Govt plans large-scale biogas plants in cities
Jan 28, 2015-
The government has initiated an innovative approach to turn the biodegradable municipal waste into useful energy, an attempt to solve the serious waste management problems faced by majority of cities across the country.
Through the Extended Biogas Programme, the government in support from the World Bank has planned to build 1200 large-scale biogas plants, including 30 by July 2017. Biogas technology, which is a clean and home-grown technology that uses cow dung to produce energy for cooking and lighting purposes, is in practice in the country for more than six decades and has gained worldwide popularity. So far, over 300,000 households have installed such biogas plants.
“Instead of cow dung as used in the traditional biogas plants, the large commercial and municipal solid waste plants will use municipal wastes to generate energy,” said Sushim Man Amatya, programme officer working on Large Biogas and Waste to Energy at the Alternative Energy Promotion Centre (AEPC), which is implementing the programme. Through the installation of large scale biogas plants, the government aims to use waste as a creative source of renewable energy.
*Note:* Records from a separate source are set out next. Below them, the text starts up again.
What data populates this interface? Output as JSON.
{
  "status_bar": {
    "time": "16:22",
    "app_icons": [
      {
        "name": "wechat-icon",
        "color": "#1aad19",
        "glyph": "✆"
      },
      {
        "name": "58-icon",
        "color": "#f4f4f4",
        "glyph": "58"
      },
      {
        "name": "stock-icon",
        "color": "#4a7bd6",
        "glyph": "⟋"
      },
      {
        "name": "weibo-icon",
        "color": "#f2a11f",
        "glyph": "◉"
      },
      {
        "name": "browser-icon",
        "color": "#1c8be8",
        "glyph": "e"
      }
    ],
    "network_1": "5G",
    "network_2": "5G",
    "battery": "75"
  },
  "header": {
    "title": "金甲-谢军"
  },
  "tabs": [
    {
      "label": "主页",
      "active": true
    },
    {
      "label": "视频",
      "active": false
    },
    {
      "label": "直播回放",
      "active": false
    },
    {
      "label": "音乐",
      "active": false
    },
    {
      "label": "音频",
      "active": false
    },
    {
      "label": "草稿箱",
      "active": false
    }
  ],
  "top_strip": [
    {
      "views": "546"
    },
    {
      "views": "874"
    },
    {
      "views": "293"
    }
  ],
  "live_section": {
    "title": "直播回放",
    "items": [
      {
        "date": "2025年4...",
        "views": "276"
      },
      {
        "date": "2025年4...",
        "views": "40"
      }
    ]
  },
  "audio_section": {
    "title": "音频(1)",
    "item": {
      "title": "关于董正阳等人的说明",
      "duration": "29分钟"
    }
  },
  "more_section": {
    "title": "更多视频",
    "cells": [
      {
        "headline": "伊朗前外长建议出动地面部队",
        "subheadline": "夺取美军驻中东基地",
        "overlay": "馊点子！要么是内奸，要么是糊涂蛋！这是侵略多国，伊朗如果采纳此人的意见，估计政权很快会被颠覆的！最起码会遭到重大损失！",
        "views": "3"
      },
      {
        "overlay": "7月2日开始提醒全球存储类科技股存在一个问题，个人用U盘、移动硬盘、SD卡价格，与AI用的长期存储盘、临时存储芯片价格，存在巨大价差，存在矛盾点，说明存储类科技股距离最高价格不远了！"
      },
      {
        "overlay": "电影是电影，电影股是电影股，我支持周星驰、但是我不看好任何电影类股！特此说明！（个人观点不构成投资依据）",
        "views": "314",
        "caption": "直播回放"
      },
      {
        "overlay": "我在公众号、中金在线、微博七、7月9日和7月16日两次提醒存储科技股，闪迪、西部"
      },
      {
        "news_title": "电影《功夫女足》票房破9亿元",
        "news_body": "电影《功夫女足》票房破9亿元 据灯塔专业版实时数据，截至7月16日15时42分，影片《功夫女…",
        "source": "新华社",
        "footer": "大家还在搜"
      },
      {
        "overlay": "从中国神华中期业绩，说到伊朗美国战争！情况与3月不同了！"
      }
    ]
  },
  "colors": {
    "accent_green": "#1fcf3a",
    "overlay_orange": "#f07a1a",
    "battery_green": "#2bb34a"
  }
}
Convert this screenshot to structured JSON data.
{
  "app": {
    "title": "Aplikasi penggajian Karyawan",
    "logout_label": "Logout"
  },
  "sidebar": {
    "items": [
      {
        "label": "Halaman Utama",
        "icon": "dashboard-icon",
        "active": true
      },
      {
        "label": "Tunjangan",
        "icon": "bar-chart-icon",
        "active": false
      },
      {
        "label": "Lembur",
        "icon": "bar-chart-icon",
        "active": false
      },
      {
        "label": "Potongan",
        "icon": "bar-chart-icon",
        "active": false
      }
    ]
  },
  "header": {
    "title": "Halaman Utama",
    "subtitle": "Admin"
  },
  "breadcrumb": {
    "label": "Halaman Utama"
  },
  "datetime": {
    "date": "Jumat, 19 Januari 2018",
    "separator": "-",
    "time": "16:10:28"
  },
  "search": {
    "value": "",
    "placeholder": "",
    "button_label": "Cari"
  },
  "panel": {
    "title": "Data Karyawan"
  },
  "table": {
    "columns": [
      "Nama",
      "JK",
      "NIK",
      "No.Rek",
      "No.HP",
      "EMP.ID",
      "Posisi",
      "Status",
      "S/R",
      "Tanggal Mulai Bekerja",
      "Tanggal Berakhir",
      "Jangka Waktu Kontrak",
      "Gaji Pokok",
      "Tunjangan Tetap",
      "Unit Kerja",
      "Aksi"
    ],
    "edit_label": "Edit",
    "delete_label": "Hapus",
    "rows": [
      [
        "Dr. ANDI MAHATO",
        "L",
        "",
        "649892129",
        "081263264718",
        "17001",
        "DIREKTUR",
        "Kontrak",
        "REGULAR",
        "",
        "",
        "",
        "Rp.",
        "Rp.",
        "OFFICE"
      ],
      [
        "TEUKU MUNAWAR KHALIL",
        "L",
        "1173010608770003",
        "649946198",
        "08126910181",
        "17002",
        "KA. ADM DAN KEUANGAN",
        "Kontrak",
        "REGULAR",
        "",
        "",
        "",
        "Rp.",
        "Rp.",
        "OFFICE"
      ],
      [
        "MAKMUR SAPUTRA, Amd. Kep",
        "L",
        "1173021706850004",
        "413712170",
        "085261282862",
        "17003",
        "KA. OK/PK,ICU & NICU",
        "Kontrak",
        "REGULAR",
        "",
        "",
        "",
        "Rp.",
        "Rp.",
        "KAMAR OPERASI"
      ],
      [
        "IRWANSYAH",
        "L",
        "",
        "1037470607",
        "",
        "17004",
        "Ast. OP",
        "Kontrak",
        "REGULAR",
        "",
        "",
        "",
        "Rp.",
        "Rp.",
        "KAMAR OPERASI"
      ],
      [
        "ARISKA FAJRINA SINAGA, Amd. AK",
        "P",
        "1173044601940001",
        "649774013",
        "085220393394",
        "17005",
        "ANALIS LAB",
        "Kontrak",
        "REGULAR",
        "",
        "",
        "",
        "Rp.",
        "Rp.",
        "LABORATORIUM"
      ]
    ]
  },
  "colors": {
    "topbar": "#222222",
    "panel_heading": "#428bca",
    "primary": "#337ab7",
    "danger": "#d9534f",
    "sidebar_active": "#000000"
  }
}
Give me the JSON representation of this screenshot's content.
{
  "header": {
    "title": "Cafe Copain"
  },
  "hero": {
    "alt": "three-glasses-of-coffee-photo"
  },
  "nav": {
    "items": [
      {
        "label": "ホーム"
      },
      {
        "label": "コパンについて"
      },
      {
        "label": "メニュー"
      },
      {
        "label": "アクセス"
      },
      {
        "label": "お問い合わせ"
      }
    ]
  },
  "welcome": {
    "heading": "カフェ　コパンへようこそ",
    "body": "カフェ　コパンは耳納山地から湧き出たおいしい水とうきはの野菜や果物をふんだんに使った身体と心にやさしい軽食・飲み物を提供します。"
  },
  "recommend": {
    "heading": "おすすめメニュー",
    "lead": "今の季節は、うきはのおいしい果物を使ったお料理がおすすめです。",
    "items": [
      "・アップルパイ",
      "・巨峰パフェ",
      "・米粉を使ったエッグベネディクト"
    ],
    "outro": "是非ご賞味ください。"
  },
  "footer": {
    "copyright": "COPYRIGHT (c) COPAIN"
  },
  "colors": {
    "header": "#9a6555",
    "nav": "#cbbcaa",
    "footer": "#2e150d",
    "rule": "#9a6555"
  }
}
Meanwhile, feasibility studies on constructing such plants in Biratnagar and the possibility of using municipal wastes from the Kathmandu valley as a source for transport fuel have already been completed.
According to AEPC officials, the extended biogas project aims to promote innovative approaches to convert bio-waste into energy. The programme supports both converting biodegradable waste into useful energy through conversion into gas and then further conversion into thermal or electrical power.
The AEPC has also invited applications from commercial enterprises that are planning to generate energy from waste. The sectors include poultry farms, cattle and other livestock farms, food industries, distilleries and breweries and hotels and restaurants.
Published: 29-01-2015 08:49